Handcuffs At The Blyth Festival
The Blyth Festival’s epic presentation of James Reaney’s so-called Donnelly Trilogy, concludes with Part 3: Handcuffs. As abridged, adapted, and directed by Gil Garratt, it goes out in something of a blaze of glory.
Handcuffs covers the few years leading up to the the Donnelly family massacre in February 1880.
The animosity towards the Donnelly family, now in full flower, was part of a feud that traced its origins to County Tipperary, whence many of the Irish who settled along the Roman Line in Biddulph hailed. There the Donnellys and a few other families refused to join the “White Boys,” a group opposing both the British government and the Protestant faith. Romantic notions of Irish nationalism aside, it was what we would today call a terrorist organization.
In Canada, those sentiments lived on, now coloured by Canadian politics and commercial rivalries, the roots of which were limned in St. Nicholas Hotel.

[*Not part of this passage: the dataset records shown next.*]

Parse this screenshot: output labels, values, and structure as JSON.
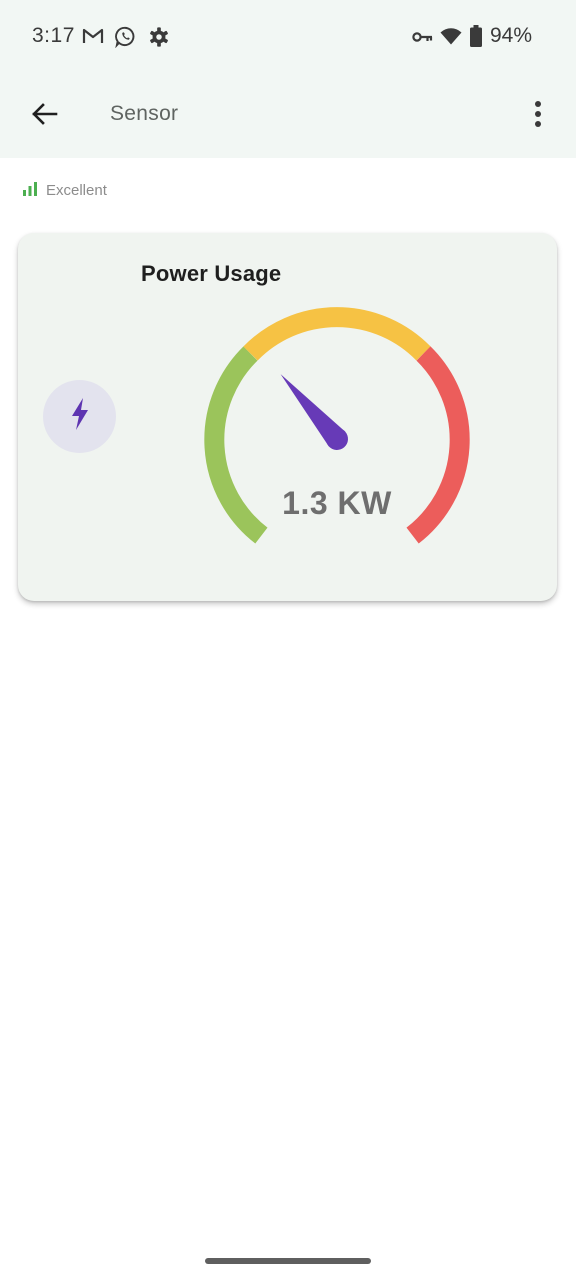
{
  "status_bar": {
    "time": "3:17",
    "battery": "94%",
    "icons": [
      "gmail-icon",
      "whatsapp-icon",
      "settings-gear-icon",
      "vpn-key-icon",
      "wifi-icon",
      "battery-icon"
    ]
  },
  "app_bar": {
    "title": "Sensor",
    "back_icon": "arrow-back-icon",
    "menu_icon": "more-vert-icon"
  },
  "signal": {
    "label": "Excellent",
    "icon": "signal-bars-icon",
    "color": "#4caf50"
  },
  "card": {
    "title": "Power Usage",
    "icon": "bolt-icon",
    "icon_color": "#5e35b1",
    "gauge": {
      "value_text": "1.3 KW",
      "segment_colors": [
        "#9bc45b",
        "#f6c244",
        "#ec5d5b"
      ],
      "needle_color": "#673ab7"
    }
  }
}
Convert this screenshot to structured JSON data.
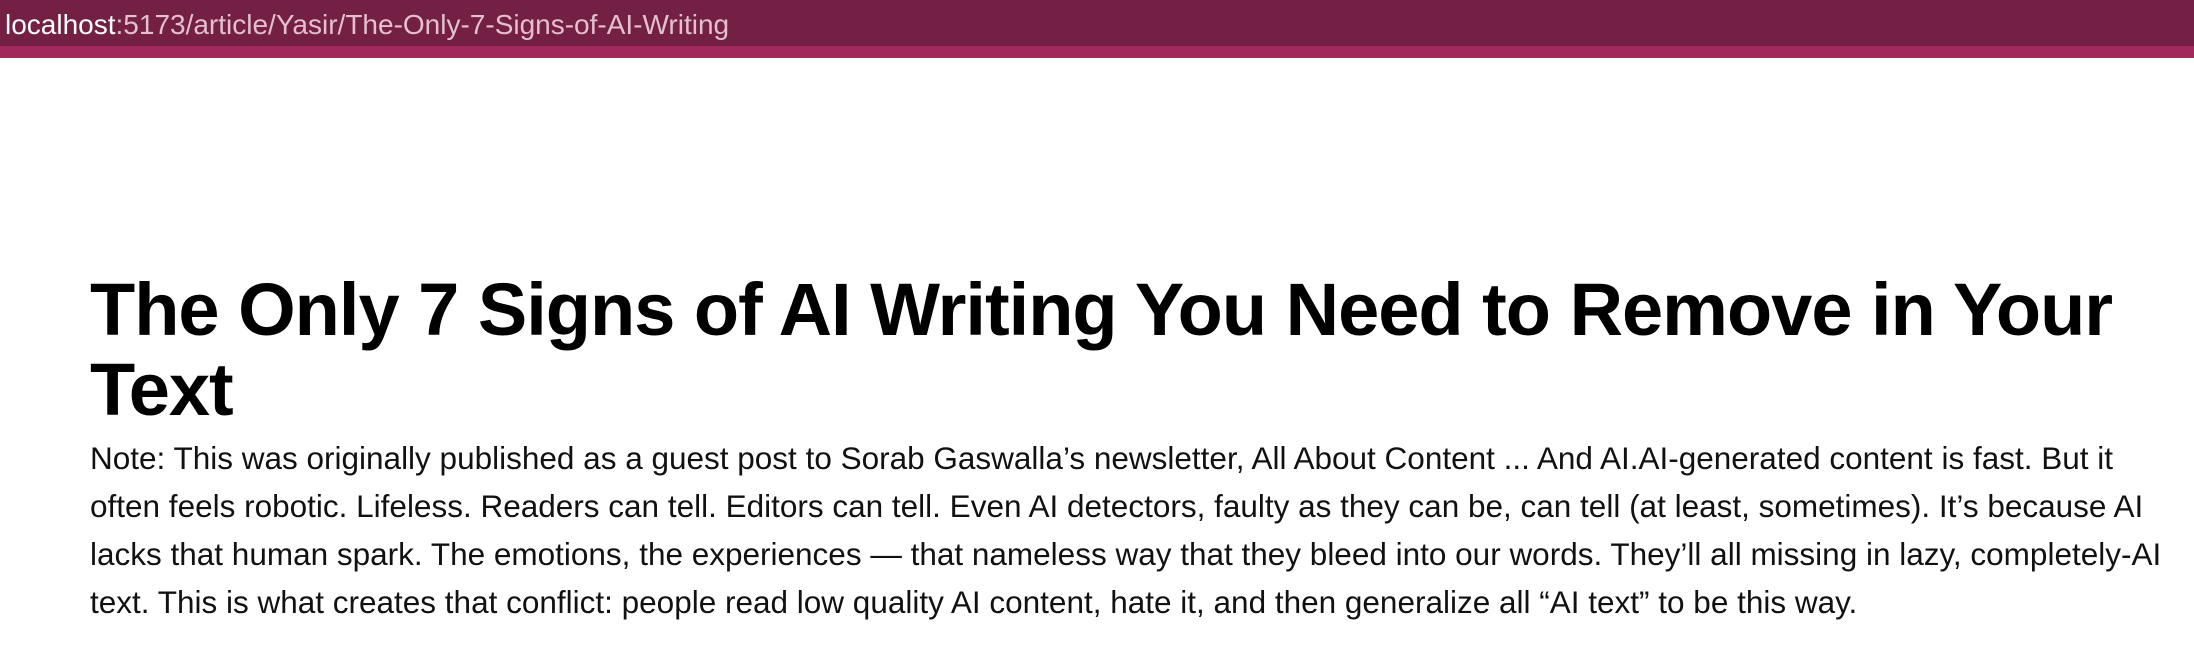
{
  "browser": {
    "url_host": "localhost",
    "url_path": ":5173/article/Yasir/The-Only-7-Signs-of-AI-Writing",
    "chrome_color": "#732044",
    "chrome_accent": "#a22a5a"
  },
  "article": {
    "title": "The Only 7 Signs of AI Writing You Need to Remove in Your Text",
    "body": "Note: This was originally published as a guest post to Sorab Gaswalla’s newsletter, All About Content ... And AI.AI-generated content is fast. But it often feels robotic. Lifeless. Readers can tell. Editors can tell. Even AI detectors, faulty as they can be, can tell (at least, sometimes). It’s because AI lacks that human spark. The emotions, the experiences — that nameless way that they bleed into our words. They’ll all missing in lazy, completely-AI text. This is what creates that conflict: people read low quality AI content, hate it, and then generalize all “AI text” to be this way."
  }
}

Handcuffs reveals the baleful influence of Ontario’s Roman Catholic hierarchy in the affairs of Biddulph and Lucan. The Church traditionally backed the Conservative Party and the bishop (James Dallas Smith) is eager to see a Roman Catholic Conservative win the Biddulph riding.

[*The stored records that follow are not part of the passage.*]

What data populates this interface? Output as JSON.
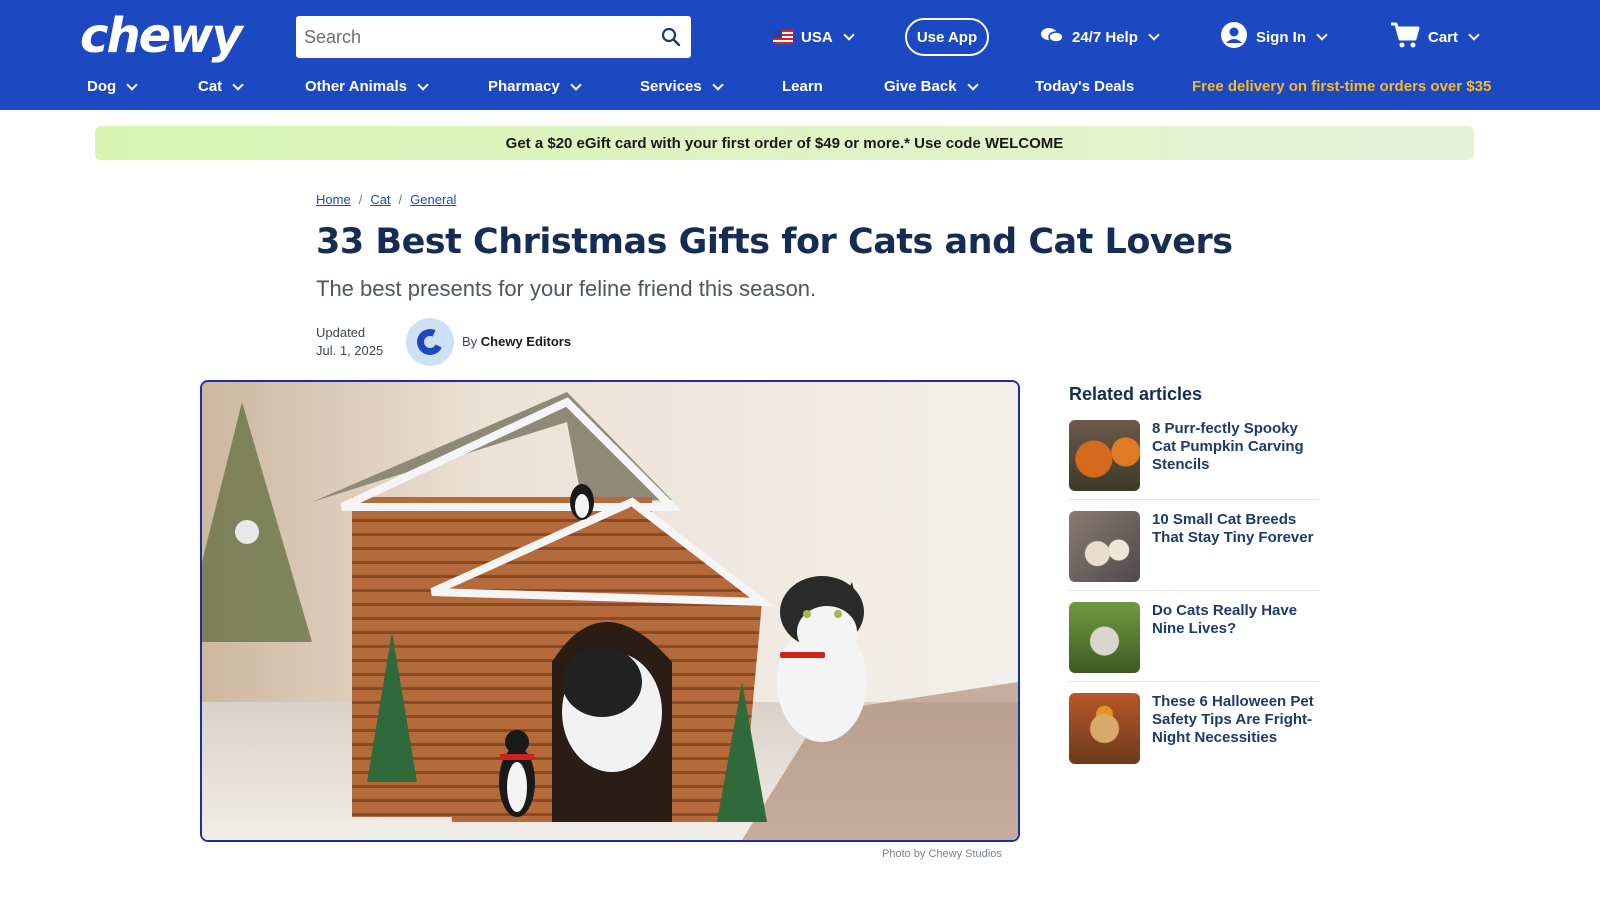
{
  "header": {
    "logo_text": "chewy",
    "search_placeholder": "Search",
    "country": "USA",
    "use_app": "Use App",
    "help": "24/7 Help",
    "sign_in": "Sign In",
    "cart": "Cart"
  },
  "nav": {
    "items": [
      "Dog",
      "Cat",
      "Other Animals",
      "Pharmacy",
      "Services",
      "Learn",
      "Give Back",
      "Today's Deals"
    ],
    "promo": "Free delivery on first-time orders over $35"
  },
  "promo_banner": "Get a $20 eGift card with your first order of $49 or more.* Use code WELCOME",
  "breadcrumb": {
    "items": [
      "Home",
      "Cat",
      "General"
    ],
    "separator": "/"
  },
  "article": {
    "title": "33 Best Christmas Gifts for Cats and Cat Lovers",
    "subtitle": "The best presents for your feline friend this season.",
    "updated_label": "Updated",
    "updated_date": "Jul. 1, 2025",
    "by": "By",
    "author": "Chewy Editors",
    "photo_caption": "Photo by Chewy Studios"
  },
  "related": {
    "title": "Related articles",
    "items": [
      {
        "title": "8 Purr-fectly Spooky Cat Pumpkin Carving Stencils",
        "thumb_color": "#b5642a"
      },
      {
        "title": "10 Small Cat Breeds That Stay Tiny Forever",
        "thumb_color": "#7a6d68"
      },
      {
        "title": "Do Cats Really Have Nine Lives?",
        "thumb_color": "#5a7a3a"
      },
      {
        "title": "These 6 Halloween Pet Safety Tips Are Fright-Night Necessities",
        "thumb_color": "#b8572a"
      }
    ]
  },
  "colors": {
    "brand_blue": "#1c49c2",
    "promo_yellow": "#f5b930",
    "title_navy": "#162c55"
  }
}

The plan comes a cropper when the Donnellys and other Catholics stay true to the Liberal party – there was no secret ballot in those days – and the bishop’s anointed candidate loses.

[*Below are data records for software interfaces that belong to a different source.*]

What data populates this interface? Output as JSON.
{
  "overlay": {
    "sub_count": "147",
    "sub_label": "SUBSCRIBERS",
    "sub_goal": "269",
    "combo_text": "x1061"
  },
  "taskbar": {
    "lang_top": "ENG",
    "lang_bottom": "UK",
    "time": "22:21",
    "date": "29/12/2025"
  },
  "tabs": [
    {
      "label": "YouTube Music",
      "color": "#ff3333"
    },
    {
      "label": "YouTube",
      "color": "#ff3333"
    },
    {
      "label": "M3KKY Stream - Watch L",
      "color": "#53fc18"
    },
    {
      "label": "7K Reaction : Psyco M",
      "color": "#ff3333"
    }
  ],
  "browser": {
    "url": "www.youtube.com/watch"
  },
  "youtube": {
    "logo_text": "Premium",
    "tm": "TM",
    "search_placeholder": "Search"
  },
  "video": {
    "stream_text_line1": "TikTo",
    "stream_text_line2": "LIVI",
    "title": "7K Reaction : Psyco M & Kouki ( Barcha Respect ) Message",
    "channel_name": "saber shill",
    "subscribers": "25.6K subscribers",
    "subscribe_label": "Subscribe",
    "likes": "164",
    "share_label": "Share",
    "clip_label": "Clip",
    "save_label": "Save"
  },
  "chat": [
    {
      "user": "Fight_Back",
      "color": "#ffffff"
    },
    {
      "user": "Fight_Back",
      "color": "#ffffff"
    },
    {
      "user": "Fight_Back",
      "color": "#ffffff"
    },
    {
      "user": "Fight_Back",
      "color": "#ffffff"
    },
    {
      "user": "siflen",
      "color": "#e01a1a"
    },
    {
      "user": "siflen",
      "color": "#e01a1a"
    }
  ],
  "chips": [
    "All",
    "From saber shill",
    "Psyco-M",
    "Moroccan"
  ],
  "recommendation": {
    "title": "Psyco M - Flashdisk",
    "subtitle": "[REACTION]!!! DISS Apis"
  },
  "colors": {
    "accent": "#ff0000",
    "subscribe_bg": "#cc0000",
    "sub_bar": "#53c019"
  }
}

He appoints Father Connolly (Paul Dunn) to the Donnelly’s parish in the hopes of bringing them to heel. Influenced by the slanders spread against the Donnellys by members of a secret society descended from the Tipperary White Boys, Connolly forms the “Biddulph Peace Society.”
The newly appointed constable, James Carroll (Geoffrey Armour), the de facto head of the secret society, exults that now that he controls the law and has the Church behind him the way is clear to settle the score against the Donnellys once and for all.
Handcuffs boasts the usual strong performances from all concerned. Randy Hughson and Rachel Jones are once again exemplary as the elder Donnellys and Masae Day is poignant as the Donnelly niece who arrives in Canada mere months before she is slaughtered.
Geoffrey Armour is suitably despicable as the villainous Carroll and Paul Dunn is especially fine as Connolly, his meatiest role of the trilogy. It it uncertain to what extent the historical Connolly was aware of the implications of his actions and in the aftermath of the massacre he suffered pangs of regret, but in Reaney’s and Garratt’s telling he is a willing instigator and participant in the crusade against the Donnellys.
As fine as the performances are, the greatest contributions to Handcuffs come from the creative team of Beth Kates (sets and lighting), Lyon Smith (sound design), and director Garratt.
The staging of the massacre of the Donnelly family and the burning of the home that became their funeral pyre is a coup de théâtre that belies the modesty of the Harvest Stage. The final stage picture, under a dark Huron County sky, wreathed in the smoke from the smoldering ruins of the Donnelly homestead, is haunting.
Now that Handcuffs has opened, Blyth is presenting the entire trilogy on successive nights, one part per night.
Handcuffs continues in repertory through September 3, 2023. For more information and to purchase tickets, visit the Blyth Festival website.
(image: The Donnelly family grave at St. Patrick’s church on the Roman Line.)